LITRG has been contacted by large numbers of distressed state benefits claimants who have received PAYE ‘P800’ tax calculations from HMRC showing they have not paid enough tax. This is because HMRC’s old PAYE computer system failed to join up individuals’ records where they were in receipt of a taxable state benefit and other income.
Those affected are mainly recipients of taxable incapacity benefit, but we have also heard from individuals receiving widowed parent’s allowance, carer’s allowance and contribution-based employment and support allowance.
The announcement for state pensioners
The Government announced that people who received their state pension for the first time before 6 April 2009, but who did not have it included in their tax code, would have any resultant tax underpayment written off under Extra-statutory concession A19.
Applying the same principles to other state benefits
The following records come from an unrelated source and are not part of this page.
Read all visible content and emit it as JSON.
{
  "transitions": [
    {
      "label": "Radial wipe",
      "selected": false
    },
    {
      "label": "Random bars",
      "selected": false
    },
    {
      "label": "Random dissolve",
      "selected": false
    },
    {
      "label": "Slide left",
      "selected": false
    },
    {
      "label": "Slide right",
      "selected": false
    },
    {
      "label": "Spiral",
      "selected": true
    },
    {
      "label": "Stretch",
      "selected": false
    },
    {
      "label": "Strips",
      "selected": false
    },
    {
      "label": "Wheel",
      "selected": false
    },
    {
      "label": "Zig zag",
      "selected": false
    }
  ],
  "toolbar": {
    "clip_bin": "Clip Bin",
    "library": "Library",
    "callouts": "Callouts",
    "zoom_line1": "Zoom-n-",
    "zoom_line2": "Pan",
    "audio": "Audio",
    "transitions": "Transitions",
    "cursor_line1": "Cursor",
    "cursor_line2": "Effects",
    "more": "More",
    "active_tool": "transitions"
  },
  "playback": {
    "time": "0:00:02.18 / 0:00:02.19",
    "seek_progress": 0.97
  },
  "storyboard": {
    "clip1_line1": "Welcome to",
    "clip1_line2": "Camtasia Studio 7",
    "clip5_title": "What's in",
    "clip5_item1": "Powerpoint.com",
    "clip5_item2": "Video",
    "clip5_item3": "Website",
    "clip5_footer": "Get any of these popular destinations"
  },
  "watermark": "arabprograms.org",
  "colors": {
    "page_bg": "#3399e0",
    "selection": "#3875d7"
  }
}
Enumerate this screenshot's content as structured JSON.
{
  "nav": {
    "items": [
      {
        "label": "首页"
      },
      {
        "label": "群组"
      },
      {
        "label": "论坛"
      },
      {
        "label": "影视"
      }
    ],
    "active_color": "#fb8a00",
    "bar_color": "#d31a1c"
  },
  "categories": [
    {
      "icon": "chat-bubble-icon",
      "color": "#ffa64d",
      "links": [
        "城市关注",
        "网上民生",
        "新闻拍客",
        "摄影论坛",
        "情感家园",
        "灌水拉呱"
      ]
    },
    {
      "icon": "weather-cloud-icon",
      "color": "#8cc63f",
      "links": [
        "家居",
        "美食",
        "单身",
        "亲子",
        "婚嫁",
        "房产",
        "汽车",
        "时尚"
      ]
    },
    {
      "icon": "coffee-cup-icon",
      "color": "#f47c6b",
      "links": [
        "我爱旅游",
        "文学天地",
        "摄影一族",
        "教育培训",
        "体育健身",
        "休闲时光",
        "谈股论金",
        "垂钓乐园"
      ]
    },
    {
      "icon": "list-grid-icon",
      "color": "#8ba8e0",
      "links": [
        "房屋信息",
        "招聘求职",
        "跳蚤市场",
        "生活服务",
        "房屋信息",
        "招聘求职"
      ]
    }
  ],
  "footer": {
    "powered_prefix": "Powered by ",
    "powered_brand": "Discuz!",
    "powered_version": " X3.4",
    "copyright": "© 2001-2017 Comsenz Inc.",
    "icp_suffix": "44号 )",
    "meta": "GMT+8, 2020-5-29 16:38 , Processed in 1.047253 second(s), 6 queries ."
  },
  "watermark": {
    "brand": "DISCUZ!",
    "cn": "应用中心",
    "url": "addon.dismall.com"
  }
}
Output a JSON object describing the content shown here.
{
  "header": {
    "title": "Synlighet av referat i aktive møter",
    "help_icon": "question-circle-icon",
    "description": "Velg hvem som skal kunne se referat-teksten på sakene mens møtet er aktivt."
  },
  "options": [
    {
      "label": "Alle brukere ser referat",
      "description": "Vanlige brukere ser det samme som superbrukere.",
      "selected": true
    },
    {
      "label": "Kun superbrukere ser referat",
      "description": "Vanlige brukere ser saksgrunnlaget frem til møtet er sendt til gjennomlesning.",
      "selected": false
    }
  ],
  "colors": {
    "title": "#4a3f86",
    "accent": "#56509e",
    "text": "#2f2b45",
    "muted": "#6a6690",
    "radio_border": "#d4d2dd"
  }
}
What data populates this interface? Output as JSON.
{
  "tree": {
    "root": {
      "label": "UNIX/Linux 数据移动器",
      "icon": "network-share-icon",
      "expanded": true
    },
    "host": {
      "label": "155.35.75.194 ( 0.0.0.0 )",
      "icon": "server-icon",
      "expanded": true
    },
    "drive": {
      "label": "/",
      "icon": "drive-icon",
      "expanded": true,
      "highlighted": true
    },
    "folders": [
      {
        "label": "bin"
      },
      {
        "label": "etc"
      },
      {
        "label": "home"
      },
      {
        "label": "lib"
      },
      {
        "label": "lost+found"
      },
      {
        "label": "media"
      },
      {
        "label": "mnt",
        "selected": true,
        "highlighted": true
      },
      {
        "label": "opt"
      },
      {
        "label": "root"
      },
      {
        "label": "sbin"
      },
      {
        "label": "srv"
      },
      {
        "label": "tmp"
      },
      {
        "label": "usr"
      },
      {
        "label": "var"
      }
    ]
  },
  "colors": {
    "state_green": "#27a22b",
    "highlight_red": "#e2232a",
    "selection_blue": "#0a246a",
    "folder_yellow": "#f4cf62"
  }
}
LITRG then pointed out to HMRC that exactly the same policy should apply for recipients of other state benefits as again HMRC would have received information both from the Department for Work and Pensions about their benefits and from employers or pension providers about other income. For example:
- After a heart attack, Jim was forced to retire early on a small ill-health pension. He was also awarded incapacity benefit.
- Billy’s wife died of cancer in 2006, leaving Billy to bring up their daughter as a single parent. He was awarded widowed parent’s allowance. He was unemployed at the time of his wife’s death but a few months later started a new job. He filled in a P46 but the form did not mention widowed parent’s allowance and information from the DWP was inadequate to alert him to make sure it was taxed properly.
- Liliana cares for her mother and receives carer’s allowance. Under the ‘permitted work’ rules, she took a part time job in 2008. Added together, her income then began to exceed her personal allowance. As in Billy’s situation, there was nothing on the P46 to alert her that carer’s allowance should be included in her PAYE code.
- In all three situations, HMRC would have received benefits information from the DWP and received details of the other pension or employment income. Had they acted upon that information, James, Billy and Liliana would not have underpaid tax.
In a welcome development, HMRC have now agreed that an equivalent treatment to that for state pensioners will be extended to the recipients of other state benefits. Discussions are also ongoing where the taxable state benefit first came into payment from 6 April 2009.
What should you do now?
Are your circumstances similar to the examples given above? If so, and HMRC have not already agreed to write off your underpayment, you should now contact them again. We attach below a sample letter to guide you – use the address on the P800 you received.
Sample letter claiming Extra-statutory Concession A19 in state benefits cases – PDF version
Sample letter claiming Extra-statutory Concession A19 in state benefits cases – Microsoft Word version
Contact: Kelly Sizer (please use form at http://www.litrg.org.uk/ContactUs)